Gloria Hamilton is yet another African American worker who is a victim of nooses hanging in the workplace. The first one had been removed by her coworkers before she arrived at work, but she was the one to find the second one. She took a photo, took the noose down, and complained to the management.
This racial discrimination example ended up in court where Northwest Airlines, the company where she worked, claimed that she simply found a piece of rope and that it doesn’t mean it was intended to harass her. The court refused that argument and awarded her damages.
In one of the well-known cases of racial discrimination in hiring, a whopping number of 4,500 African American truck drivers took a class action against Walmart because the company allegedly had refused their application in disproportionate numbers between 2001 and 2008.Of course, Walmart refused the claims but wisely agreed to settle for $17.5 million.
In another racial discrimination case, Walmart lost a lawsuit due to firing African American workers in order to give the same jobs to local people in Avon, Colorado. They lost it because the store manager had said: “I don’t like some of the faces here. There are people in Eagle County who need jobs”.
Well, racial discrimination laws protect all US workers equally, no matter if they are local or not. Also, it doesn’t matter whether you face a huge corporation like Walmart or a small business in court. If you are right, you have chances to win it.
Marcel Espiritu is an American worker of Filipino descent. He had been a victim of hateful comments in the workplace in Northwest Airlines due to his accent and ethnicity. When he finally took the courage to complain to the EEOC, he found a noose in his locker.
The company denied wrongdoing, yet they agreed to settle “to avoid expensive lawsuits”.
General Electric has been sued for racial discrimination multiple times, making for some famous racism at work examples. In 2010, 60 African American workers sued because the manager supervisor called them “monkeys”, “lazy blacks,” and used the N-word. In addition, the supervisor refused African American workers bathroom breaks and fired workers solely because of their race.
In 2005, the company faced a lawsuit by their African American managers, who claimed that they had been paid less for the same amount of work compared to the similarly qualified colleagues of other races.
Both cases were concluded with settlements.
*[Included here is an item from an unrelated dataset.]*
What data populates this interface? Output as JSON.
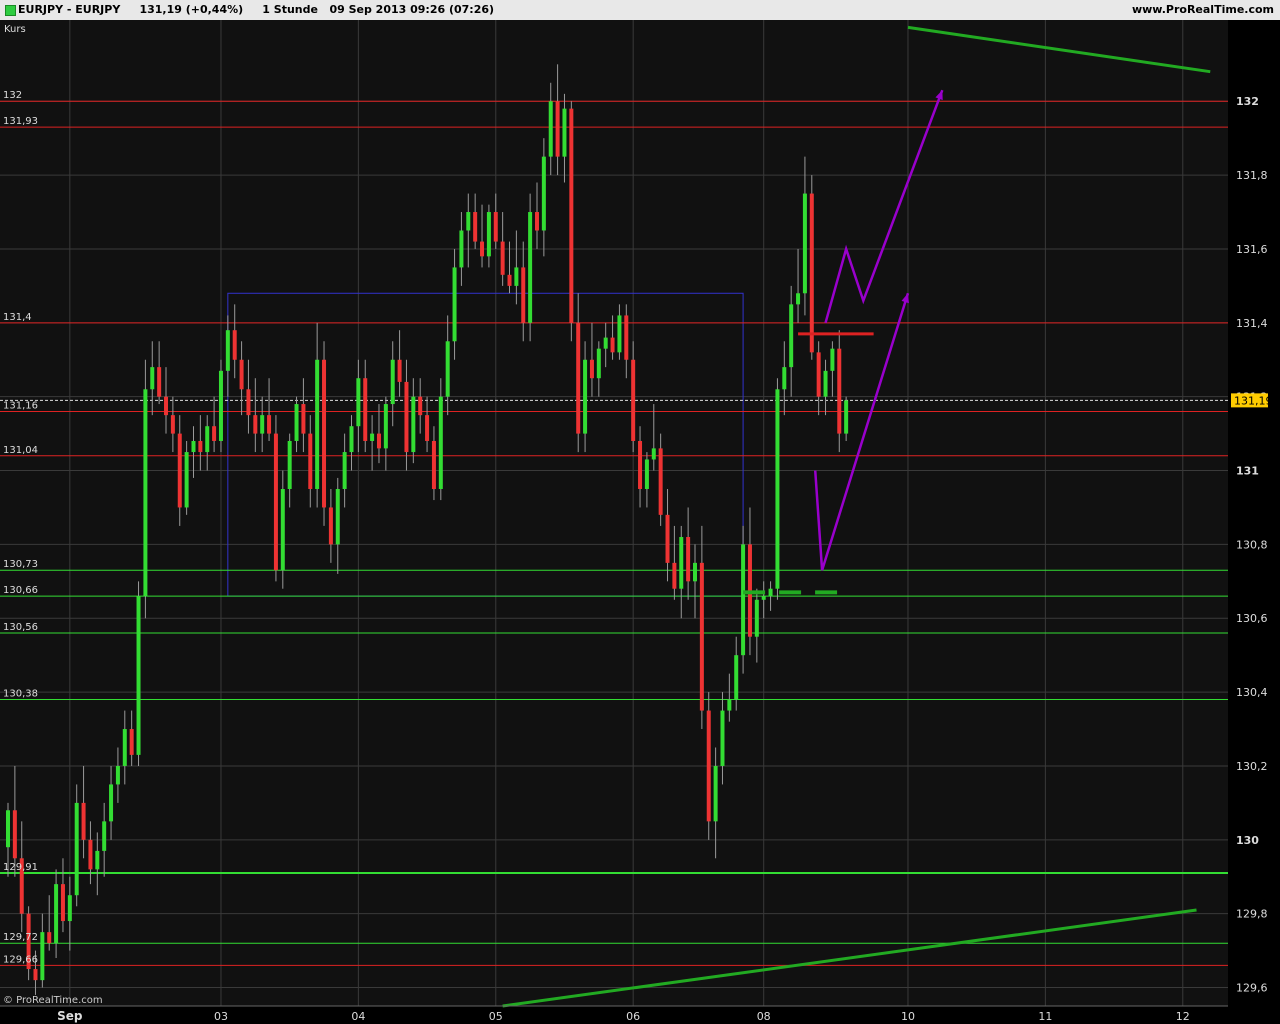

D. Brown was a worker in a pub who wore a St. Patrick’s hat as part of his work duties. His manager told him that he “looked like a pimp” and that he “should’ve had prostitutes hanging off his arm”. For the court, that was enough to award him monetary compensation due to racial harassment in the workplace.
Segregating employees because of their race in this racial discrimination at work example led to compensation of $15 million for seven warehouse workers. Six of them were African Americans, and one was white, but he had opposed the employer practices. The bosses and fellow coworkers called the African American colleagues “lazy, stupid Africans”.
If you don’t know how to deal with racial discrimination at work, the best thing you could do is call a New York racial discrimination lawyer. These racial discrimination in the workplace examples gave you an idea of what makes a case but examining your situation with someone who knows the ins and outs of the legal procedures is the wisest step forward.
Many employers don’t know how to handle racial discrimination in the workplace, while others cause it. No matter the situation you are in, the Law Office of Yuriy Moshes and their New York employment lawyers are at your service for advice. Call us today for a free initial consultation at 888-445-0234 or visit www.mosheslaw.com